Repeat the whole listing below with nothing added or dropped.

--- Materials provided Enclosed Below ---

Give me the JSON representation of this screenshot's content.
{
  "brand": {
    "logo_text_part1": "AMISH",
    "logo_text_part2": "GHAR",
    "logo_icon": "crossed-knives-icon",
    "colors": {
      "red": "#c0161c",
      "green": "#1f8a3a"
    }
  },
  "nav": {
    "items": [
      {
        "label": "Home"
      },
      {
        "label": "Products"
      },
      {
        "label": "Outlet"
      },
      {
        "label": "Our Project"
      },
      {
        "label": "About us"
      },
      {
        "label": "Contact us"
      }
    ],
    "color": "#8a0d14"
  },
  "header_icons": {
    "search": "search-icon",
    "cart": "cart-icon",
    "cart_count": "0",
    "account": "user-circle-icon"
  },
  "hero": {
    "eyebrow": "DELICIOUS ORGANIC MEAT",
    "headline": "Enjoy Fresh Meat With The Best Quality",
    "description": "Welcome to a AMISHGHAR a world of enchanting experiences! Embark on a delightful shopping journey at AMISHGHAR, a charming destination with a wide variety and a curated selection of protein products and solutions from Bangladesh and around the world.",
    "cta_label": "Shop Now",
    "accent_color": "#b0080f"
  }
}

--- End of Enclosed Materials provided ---

Output for this task =>
Give me the JSON representation of this screenshot's content.
{
  "brand": {
    "logo_text_part1": "AMISH",
    "logo_text_part2": "GHAR",
    "logo_icon": "crossed-knives-icon",
    "colors": {
      "red": "#c0161c",
      "green": "#1f8a3a"
    }
  },
  "nav": {
    "items": [
      {
        "label": "Home"
      },
      {
        "label": "Products"
      },
      {
        "label": "Outlet"
      },
      {
        "label": "Our Project"
      },
      {
        "label": "About us"
      },
      {
        "label": "Contact us"
      }
    ],
    "color": "#8a0d14"
  },
  "header_icons": {
    "search": "search-icon",
    "cart": "cart-icon",
    "cart_count": "0",
    "account": "user-circle-icon"
  },
  "hero": {
    "eyebrow": "DELICIOUS ORGANIC MEAT",
    "headline": "Enjoy Fresh Meat With The Best Quality",
    "description": "Welcome to a AMISHGHAR a world of enchanting experiences! Embark on a delightful shopping journey at AMISHGHAR, a charming destination with a wide variety and a curated selection of protein products and solutions from Bangladesh and around the world.",
    "cta_label": "Shop Now",
    "accent_color": "#b0080f"
  }
}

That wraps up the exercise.